“Souls cross ages like clouds cross skies, an' tho' a cloud's shape nor hue nor size don't stay the same, it's still a cloud an' so is a soul. Who can say where the cloud's blowed from or who the soul'll be 'morrow? Only Sonmi the east an' the west an' the compass an' the atlas, yay, only the atlas o' clouds.” 
Some deep-purple-prose from Stephanie Miller’s uber-uber successful Twilight.
Edward in the sunlight was shocking. I couldn’t get used to it, though I’d been staring at him all afternoon. His skin, white despite the faint flush from yesterday’s hunting trip, literally sparkled, like thousands of tiny diamonds were embedded into the surface. He lay perfectly still in the grass, his shirt open over his sculpted, incandescent chest, his scintillating arms bare. His glistening, pale lavender lids were shut, though of course he didn’t sleep. A perfect statue, carved in some unknown stone, smooth like marble, glittering like crystal. 
Just goes to show that not every successful artist adheres to the conventions we're force fed in writers workshops.

Contributed by

Further Reading

The 4 Hidden Dangers of Writing Groups by Jane Friedman's blog.

How to Survive a Critique Group (video) by Garret Robinson's YouTube Channel.

How to Take Feedback: Learn to give and get criticism by Karen Wright, published in Psychology Today on March 15th, 2011


Thursday, December 8, 2016

Tutorial -- Sharing a Google Doc With the Group



Google Drive is a digital dropbox that comes free with your GMail address. Drive allows you to share files with others.

It includes a free office suite, complete with word processor (Docs), spreadsheet (Sheets), and GMail, a web-based email application that offers Microsoft Outlook-style features.

This tutorial covers sharing your work so that other group members can access and add inline comments.

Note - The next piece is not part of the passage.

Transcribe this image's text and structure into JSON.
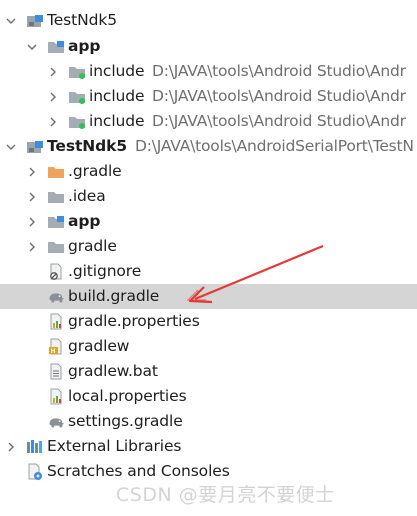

These directions are effective as of December, 2016. This process is complex, but important, since it allows others to provide line-by-line feedback on your work.